Poker is a game of cards where the objective is to form a hand with the highest ranking of cards and win the pot at the end of each betting round. Unlike other gambling games, such as blackjack, poker is more of a game of skill than luck. This means that players can become incredibly good at the game through hard work and practice, as long as they’re willing to put in the time.
Besides being an excellent source of entertainment, poker can also help improve your social skills. Poker draws people from all walks of life and backgrounds, so you’ll be exposed to a variety of personalities. This can teach you how to interact with different people and build a strong network of friends. Additionally, poker can also be a great way to boost your cognitive abilities.
To play poker, you’ll need a set of chips. Each player buys in for a specified amount of money and receives a chip that represents the value of their bet. The smallest chip is worth one white, the middle-valued chip is worth two whites, and the largest chip is worth five whites. This is important because you’ll need to know how much money to bet when you make your move.

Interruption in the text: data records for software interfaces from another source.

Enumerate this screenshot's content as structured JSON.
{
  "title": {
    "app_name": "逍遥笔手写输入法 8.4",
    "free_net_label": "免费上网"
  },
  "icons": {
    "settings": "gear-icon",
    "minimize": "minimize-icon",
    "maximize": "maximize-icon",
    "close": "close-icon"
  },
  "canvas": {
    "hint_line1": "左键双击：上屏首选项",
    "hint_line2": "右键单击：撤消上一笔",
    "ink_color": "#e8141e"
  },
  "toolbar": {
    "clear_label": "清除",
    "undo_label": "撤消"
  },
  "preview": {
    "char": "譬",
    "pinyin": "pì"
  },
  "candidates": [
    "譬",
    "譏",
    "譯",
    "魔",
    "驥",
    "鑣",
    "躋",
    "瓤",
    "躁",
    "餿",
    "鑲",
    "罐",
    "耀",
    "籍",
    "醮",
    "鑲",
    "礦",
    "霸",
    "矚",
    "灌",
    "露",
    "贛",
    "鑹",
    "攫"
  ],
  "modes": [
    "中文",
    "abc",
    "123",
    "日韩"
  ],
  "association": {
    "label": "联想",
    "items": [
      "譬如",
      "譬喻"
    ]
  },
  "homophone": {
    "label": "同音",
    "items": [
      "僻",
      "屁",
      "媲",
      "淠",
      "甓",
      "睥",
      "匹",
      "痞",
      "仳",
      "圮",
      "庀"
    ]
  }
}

In addition to knowing your odds, a good poker player needs to have quick instincts. To develop these, you should watch experienced players and imagine how you would react in their shoes. This will help you develop better instincts and improve your game.
Another key aspect of poker is knowing how to take losses. A good poker player will never chase a bad hand and will learn from their mistakes. They will also understand that chasing losses could potentially cost them more than they can afford to lose. In addition to learning from their mistakes, they will be able to remain calm under pressure and keep their cool.
A good poker player will also be able to read their opponents and predict what they will do. This will allow them to make more educated bets and increase their chances of winning. In addition, a good poker player will be able to take a break when they’re losing to recharge and come back with a fresh mind for the next round.
Ultimately, poker can help you learn how to make better decisions and be more successful in all aspects of your life. Whether you’re looking to improve your finances or just want to have fun, poker can be the perfect hobby for anyone. Just make sure to take it slowly and use it as a tool to achieve your goals. After all, there are countless examples of people who have used poker as a path to success. Larry Bird, for example, was a terrible free-throw shooter when he started playing poker and eventually became one of the greatest free throwers in NBA history. Similarly, if you commit to learning poker and stick with it, you can be just as successful as Konnikova.